Pro Football Sacked Him, So Ed Marinaro Made the Team on TV's Hill Street Blues
Ed who? Not too long ago he was just another gridiron has-been—a running back who won fame a decade ago as Cornell's "Italian stallion," only to see his career fizzle in the pros. Now, three years after he was cut by the Chicago Bears, last of the four teams he worked for, Marinaro is playing regularly again—this time in NBC's Emmy-winning Hill Street Blues. Since the new TV season began in October, Marinaro has been featured as patrolman Joe Coffey, the on-and off-duty partner of lady cop Lucy Bates (Betty Thomas). Reckons Ed in a rare understatement: "This has got to be the biggest break of my acting career."
At 31, Marinaro has already had a lot of breaks—not all of them good. Growing up in a second-generation Italian-American family in New Milford, N.J., a working-class New York City suburb, Ed was "arrogant and cocky and unsure of myself," he admits. At 6' 2½", he was also impressive enough as a high school athlete to get scholarship offers from more than 40 colleges. Instead, he persuaded his dad, who runs a sign-painting firm, to help pay for the Ivy League's Cornell so he could attend its hotel management school. There Ed rewrote the college record books, gaining a then unprecedented 4,715 yards rushing in three seasons. He also set new marks for chutzpah, clamorously protesting when he didn't win the 1971 Heisman Trophy.
Marinaro's reputation for self-promotion did not help his pro career. After he made the NFL, Ed tooled around in a flashy purple Porsche and hung out with chums like Broadway Joe Namath. Though he played in two Super Bowls in four years with the Minnesota Vikings, he was never at home there. "Fran Tarkenton didn't think I was as good as I thought I was," Ed says candidly. Soon after he went to the New York Jets to run the ball for Namath, he was benched with a foot injury. "When you get hurt in football, people treat you like garbage," Ed says unhappily. "They wanted to get rid of me, and they did." He played in just one game for the Seattle Seahawks in 1977, then tried out for the Bears—and was dropped. Though he later got a bid from the New England Patriots, he decided to quit altogether at 27. "I was apathetic," he recalls. "No way was I going to throw my ass out on the field again."
Following Namath's example, Marinaro had been studying drama on the side, and in 1978 he moved to Beverly Hills to give full attention to acting. Then came what Ed calls a year of "groping and searching and having to evaluate my life—the toughest time I've ever had." In 1979 he landed a guest role in a TV series, but the show never aired. He won minor parts in a pilot called Three Eyes, a male Charlie's Angels that was never sold, and in Laverne & Shirley. In that show, he says unhappily, "I turned into a schlepp. I wore shirts two sizes too small and tight pants."
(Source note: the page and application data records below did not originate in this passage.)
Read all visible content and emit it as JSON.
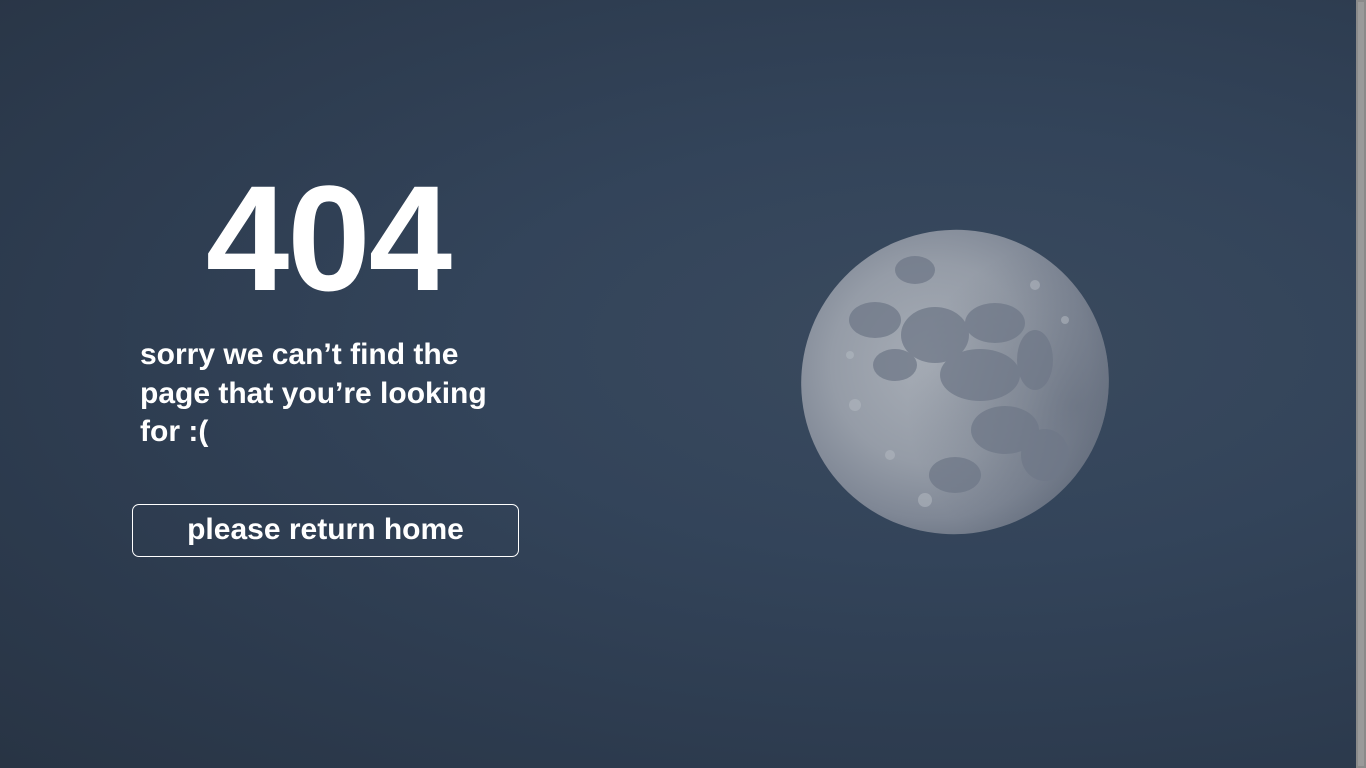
{
  "error": {
    "code": "404",
    "message": "sorry we can’t find the page that you’re looking for :("
  },
  "actions": {
    "home_label": "please return home"
  },
  "background": {
    "image": "moon-icon",
    "sky_color": "#2f3d4f"
  },
  "colors": {
    "text": "#ffffff",
    "button_border": "#ffffff"
  }
}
Marinaro finally scored last spring, when he introduced himself to Hill Street's casting director. She had him read for a two-part episode as a cop who was supposed to be killed. But Marinaro proved so appealing in the role that the script was changed to leave him only slightly wounded—and able to sign a contract for $5,000 per episode for 13 weeks on the show. Ed recalls thinking, "Ain't this a bitch! I no longer have to fight my football image—I'm finally out of that beefcake role."
Well, maybe. "The first day I met Ed, I was a little uncomfortable because he is so good-looking, big and wonderful," says co-star Betty Thomas. Ed wants to put his stallion days behind him. He's long been pursued by women, but claims with pride that "I never woke up feeling cheap." Waking up exhausted is another thing. "It's tough when you're Italian and a football player," he deadpans. "People assume you're a superstud in bed."
Lately he has broken off a two-year relationship—the longest since college—with actress Mimi Rogers, 26. Even when she was with him, though, she knew Marinaro "was a real ladies' man. He definitely sowed an excess of wild oats. People were shocked and amazed that we were still together after eight months." Ed himself says he won't even consider marrying before he turns 40. "But that," he protests, "doesn't mean I intend to sleep with a different girl every night." He says that for the first time, he now sees women as friends and equals. "He's one of the warmest, most generous and loving men I've ever met," Rogers concurs. "I think he's gotten far away from his macho image."
Marinaro insists the image was always a bit phony. Even as a seventh grader, he says, he had to ask friends how to smooch with a girl. "I finally got my first kiss when I was 15.1 had been dating a girl for two months and still hadn't made a move. We were at a party and she was sitting on my lap when all of a sudden I looked at her and she looked at me and we kissed. Everybody in the room applauded. I was so embarrassed I wanted to die."
Today's liberated ways are just fine with Marinaro. "I certainly don't mind a woman calling me up and asking me out," says Ed. "If more women did, they'd find out how tough it is for a man."